# Task objective
Report the lines of the data below that contain the string "tlačidlo".

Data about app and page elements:
------------------------------------
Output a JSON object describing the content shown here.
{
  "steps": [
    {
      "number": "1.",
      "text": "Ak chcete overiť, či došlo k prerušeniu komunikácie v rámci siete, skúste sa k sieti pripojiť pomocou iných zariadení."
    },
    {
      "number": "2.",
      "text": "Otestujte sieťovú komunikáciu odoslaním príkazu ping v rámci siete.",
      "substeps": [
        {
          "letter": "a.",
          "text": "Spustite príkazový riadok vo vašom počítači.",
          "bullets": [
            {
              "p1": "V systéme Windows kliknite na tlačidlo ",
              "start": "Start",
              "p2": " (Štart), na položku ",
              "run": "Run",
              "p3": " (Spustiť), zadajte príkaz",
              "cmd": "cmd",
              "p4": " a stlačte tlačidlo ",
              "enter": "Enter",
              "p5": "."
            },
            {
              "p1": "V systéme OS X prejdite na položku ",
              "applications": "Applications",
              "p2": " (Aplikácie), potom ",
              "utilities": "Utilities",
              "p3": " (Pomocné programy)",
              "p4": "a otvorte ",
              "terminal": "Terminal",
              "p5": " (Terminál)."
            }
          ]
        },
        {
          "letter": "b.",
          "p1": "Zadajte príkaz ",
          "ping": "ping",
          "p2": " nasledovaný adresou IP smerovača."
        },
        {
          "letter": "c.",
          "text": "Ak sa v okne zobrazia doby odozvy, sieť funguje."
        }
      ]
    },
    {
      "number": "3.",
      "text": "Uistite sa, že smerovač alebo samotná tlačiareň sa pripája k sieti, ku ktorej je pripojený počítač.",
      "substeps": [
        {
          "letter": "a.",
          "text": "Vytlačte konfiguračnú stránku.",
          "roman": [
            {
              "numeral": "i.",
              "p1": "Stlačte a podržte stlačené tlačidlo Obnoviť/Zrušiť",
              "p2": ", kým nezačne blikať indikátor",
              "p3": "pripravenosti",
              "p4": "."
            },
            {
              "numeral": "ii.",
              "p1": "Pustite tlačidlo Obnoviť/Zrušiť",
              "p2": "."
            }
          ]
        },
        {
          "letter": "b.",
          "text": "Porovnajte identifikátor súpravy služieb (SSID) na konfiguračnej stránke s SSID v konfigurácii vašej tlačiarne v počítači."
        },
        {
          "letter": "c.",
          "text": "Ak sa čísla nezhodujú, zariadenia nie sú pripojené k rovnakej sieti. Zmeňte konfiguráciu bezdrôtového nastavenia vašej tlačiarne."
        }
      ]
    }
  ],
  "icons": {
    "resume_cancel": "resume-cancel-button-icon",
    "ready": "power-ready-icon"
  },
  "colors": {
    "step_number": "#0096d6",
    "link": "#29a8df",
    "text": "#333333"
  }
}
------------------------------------
# Answer
              "p1": "V systéme Windows kliknite na tlačidlo ",
              "p4": " a stlačte tlačidlo ",
              "p1": "Stlačte a podržte stlačené tlačidlo Obnoviť/Zrušiť",
              "p1": "Pustite tlačidlo Obnoviť/Zrušiť",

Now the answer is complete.